"if it is just the speed of flow, or the wait it causes drivers and their pollution, then i would suggest maybe explore getting a multi-booth centre built a couple of hundred meters down the road on a new wider plot using just a normal bit of road. this would speed up the traffic by the maximum two or three times the width of the bridge would permit anyway. making the toll 24hr could help pay for this. as i am typing i am thinking of more stuff. i reckon even if the bridge was free, the width of the bridge would force a wait at least 50% of what it is now at peak times since traffic simply can't go over it in both directions at once."

I happen to think Lee is totally misguided, probably doesn't live in west Oxfordshire, almost certainly hasn't had to waste years of his life to pay a pointless toll every day and he proposes profiteering from other people’s misery. That’s nice.

I'd like to pick up on just a couple of Lee’s points:

Don’t like it? Then move

His argument about people who buy homes near airports then moan about the noise is crude at best, insulting at worst.

Well, yes, none of us have to live near the bridge, or the airport, or the motorway, or the San Andreas fault, but some of us find ourselves there anyway. In a democratic society, Lee, we have a right to try to make things better and improve our quality of life. That could mean campaigning for changes in the law that improve women’s rights, or safer construction of buildings in earthquake zones, or building a wall that reduces traffic noise for people living by a busy road or scrapping a pathetic and archaic toll to relieve a needless traffic bottleneck and hours of timewasting.
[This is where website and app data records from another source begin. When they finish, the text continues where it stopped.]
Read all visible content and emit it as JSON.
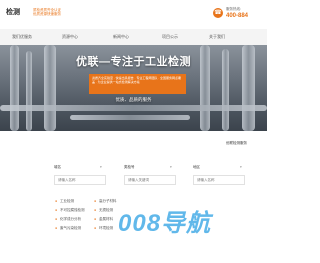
{
  "header": {
    "logo_text": "检测",
    "slogan_line1": "质检资质齐全认证",
    "slogan_line2": "优质资源快速服务",
    "phone_label": "服务热线:",
    "phone_number": "400-884"
  },
  "nav": {
    "items": [
      "我们优服务",
      "资源中心",
      "新闻中心",
      "项目公示",
      "关于我们"
    ]
  },
  "banner": {
    "title": "优联—专注于工业检测",
    "description": "资质齐全实验室 · 快速出具报告 · 专业工程师团队 · 全国服务网点覆盖 · 为企业提供一站式检测解决方案",
    "subtitle": "优质、品质的服务"
  },
  "filter": {
    "caption": "优联检测服务",
    "label_1": "城名",
    "label_2": "类检号",
    "label_3": "地区",
    "arrow": "▾",
    "placeholder_1": "请输入名称",
    "placeholder_2": "请输入关键词",
    "placeholder_3": "请输入名称"
  },
  "categories": [
    [
      "工业检测",
      "高分子材料"
    ],
    [
      "不可控腐蚀检测",
      "无损检测"
    ],
    [
      "化学成分分析",
      "金属材料"
    ],
    [
      "废气污染检测",
      "环境检测"
    ]
  ],
  "watermark": "008导航",
  "colors": {
    "accent": "#e8741a",
    "watermark": "#3aa7e5"
  },
  "icons": {
    "phone": "phone-icon"
  }
}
He says: “the toll goes towards the upkeep or potential rebuilding of this bridge”. Actually only part of the toll is earmarked for this. According to the figures I’ve seen the bridge yields about £100,000 a year tax-free. Great for greed-heads and profiteers! If you buy it, Lee, you’ll be making yourself the most unpopular man in west Oxfordshire. But you have already demonstrated you don’t give a hoot about our lives anyway.

Complete nonsense
He says: “no toll would eventually have to mean no bridge” What complete nonsense. 99.9% of bridges in this country are toll free. If the bridge was bought by the county council – as it clearly should be – they could scrap the toll overnight.

There's more: “if it is just the speed of flow, or the wait it causes drivers and their pollution, then i would suggest maybe explore getting a multi-booth centre built a couple of hundred meters down the road on a new wider plot using just a normal bit of road.” A multi booth centre, eh? From profits of only £100K a year? And on precisely what land is this going to be built? In the water-meadow? And how does this keep traffic flowing when each car still has to stop to pay a toll?


He says: “i reckon even if the bridge was free, the width of the bridge would force a wait at least 50% of what it is now at peak times since traffic simply can't go over it in both directions at once." Poppycock. It may be narrow, but traffic simply CAN go over it in both directions at once - and DOES. Every day. Nice and slowly, no problem at all. The toll booth simply acts an expensive speed hump. Except speed humps keep the traffic flowing, whereas the toll booth forces vehicles to stop altogether. With no toll, there would just be an occasional halt when two very large vehicles just happen to be crossing in opposite directions at the same time.

Act of Parliament
Just one point you haven’t considered in your quest for easy money, Lee. To raise the toll you need to amend the Act of Parliament which allows a toll to be collected. You’ll want to look into this before you buy.

If my comments seem angry or barbed it’s because they are, Lee. Collecting tolls may be legal, but is is right? It basically comes down to this: is it really fair or ethical to profiteer from an activity that causes daily misery to 10,000 people? Not in my world it isn't.

Tuesday, 21 July 2009

On the telly this Sunday!

For British readers of this blog, I will be appearing on BBC1 television on Sunday at 11am in a programme called Country Tracks, talking (or should I say ranting) about the Swinford toll bridge.